Says Andrew Rhoades, Head of Service Protection, HAL (Heathrow), “The 3M system means we can plan work more effectively. We save time and money, as well as managing risk. I anticipate a rapid return-on-investment.” Andrew has estimated that the cost of installing each 3M location marker is £13-15 per service pit, compared to £100 for each incorrectly lifted manhole cover.
How the system works
The theory behind the ball marker system is simple: ID markers – plastic balls, containing fluid and a passive sensor – are inserted when cables or pipes are being installed. Each particular joint or junction might have an individual marker. The iD markers can be programmed to include specific information, such as type of application, depth, placement date, joint type and other useful details. The data is written to the marker ball using the 3M™ Dynatel™ 1420E or 2200ME-iD Series Locator, a handheld, battery-powered device, which can store records for up to 100 marker balls. This data can then be forwarded to a computer system.
When further work needs to be carried out, the same handheld locator is used to send a radio signal tuned to the ball marker associated with that particular utility – for example, gas, water or electricity – and the ball marker not only sends back confirmation of its exact location, but also the additional data stored.
The potential benefits of the 3M iD Ball Marker System have been further enhanced by a solution developed by RFiD specialist, Key2iD, which has developed middleware that links the 3M system to GIS and other systems. In the case of HAL, data about the exact co-ordinates of the marker balls is programmed into the markers direct, and this data can then be uploaded to the company’s CAD and GIS systems after the installation stage. HAL use this data to update their CAD drawings, ensuring that information is always up-to-date.
3M is a $32 billion diversified technology company with leading positions in consumer and office; display and graphics; electronics and telecommunications; health care; industrial; safety, security and protection services; transportation and other businesses.

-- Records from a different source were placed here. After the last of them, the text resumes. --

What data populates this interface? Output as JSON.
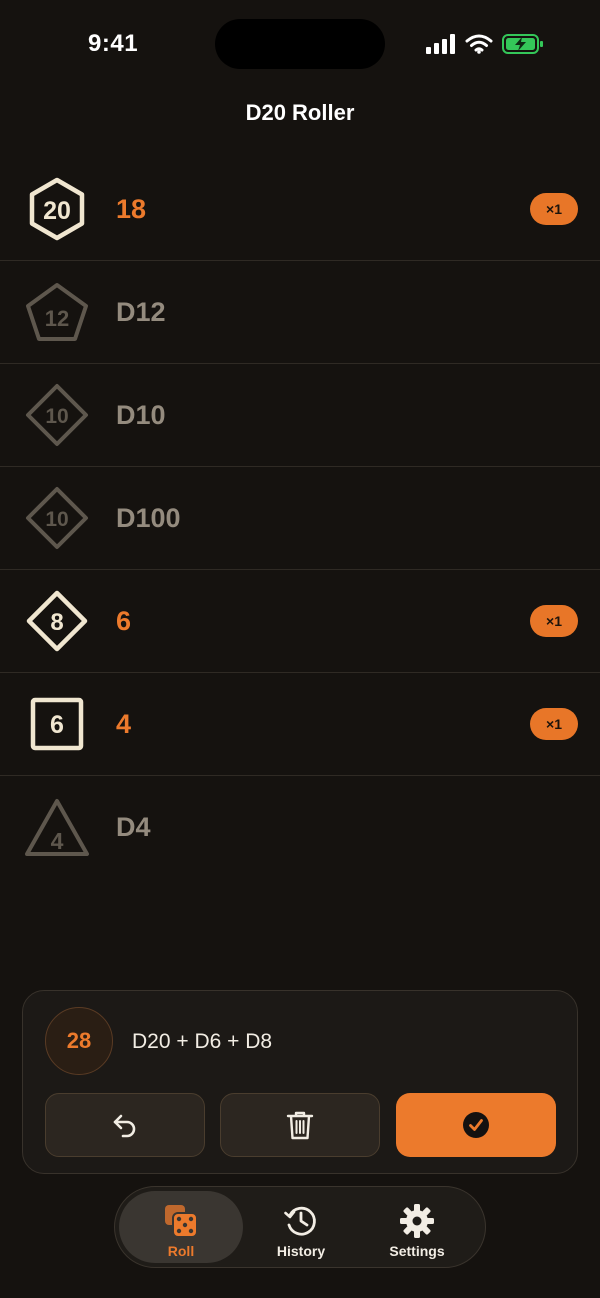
{
  "status_bar": {
    "time": "9:41"
  },
  "header": {
    "title": "D20 Roller"
  },
  "dice": [
    {
      "die": "D20",
      "icon_number": "20",
      "shape": "hexagon",
      "label": "18",
      "active": true,
      "count": "×1"
    },
    {
      "die": "D12",
      "icon_number": "12",
      "shape": "pentagon",
      "label": "D12",
      "active": false,
      "count": ""
    },
    {
      "die": "D10",
      "icon_number": "10",
      "shape": "diamond",
      "label": "D10",
      "active": false,
      "count": ""
    },
    {
      "die": "D100",
      "icon_number": "10",
      "shape": "diamond",
      "label": "D100",
      "active": false,
      "count": ""
    },
    {
      "die": "D8",
      "icon_number": "8",
      "shape": "diamond",
      "label": "6",
      "active": true,
      "count": "×1"
    },
    {
      "die": "D6",
      "icon_number": "6",
      "shape": "square",
      "label": "4",
      "active": true,
      "count": "×1"
    },
    {
      "die": "D4",
      "icon_number": "4",
      "shape": "triangle",
      "label": "D4",
      "active": false,
      "count": ""
    }
  ],
  "result_panel": {
    "total": "28",
    "formula": "D20 + D6 + D8",
    "buttons": {
      "undo_icon": "undo-arrow-icon",
      "clear_icon": "trash-icon",
      "confirm_icon": "checkmark-circle-icon"
    }
  },
  "tabs": [
    {
      "label": "Roll",
      "icon": "dice-icon",
      "selected": true
    },
    {
      "label": "History",
      "icon": "history-clock-icon",
      "selected": false
    },
    {
      "label": "Settings",
      "icon": "gear-icon",
      "selected": false
    }
  ],
  "colors": {
    "background": "#15120f",
    "accent": "#ec7a2c",
    "active_icon": "#f0e6d0",
    "idle_icon": "#5e574d",
    "idle_text": "#948b7e",
    "battery": "#34c759"
  }
}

Headquartered in St. Paul Minnesota, the company has operations in more than 60 countries and serves customers in nearly 200 countries. 3M, which marked its 110th anniversary in 2012, is one of the 30 stocks that make up the Dow Jones Industrial Average and also is a component of the Standard & Poor’s 500 Index.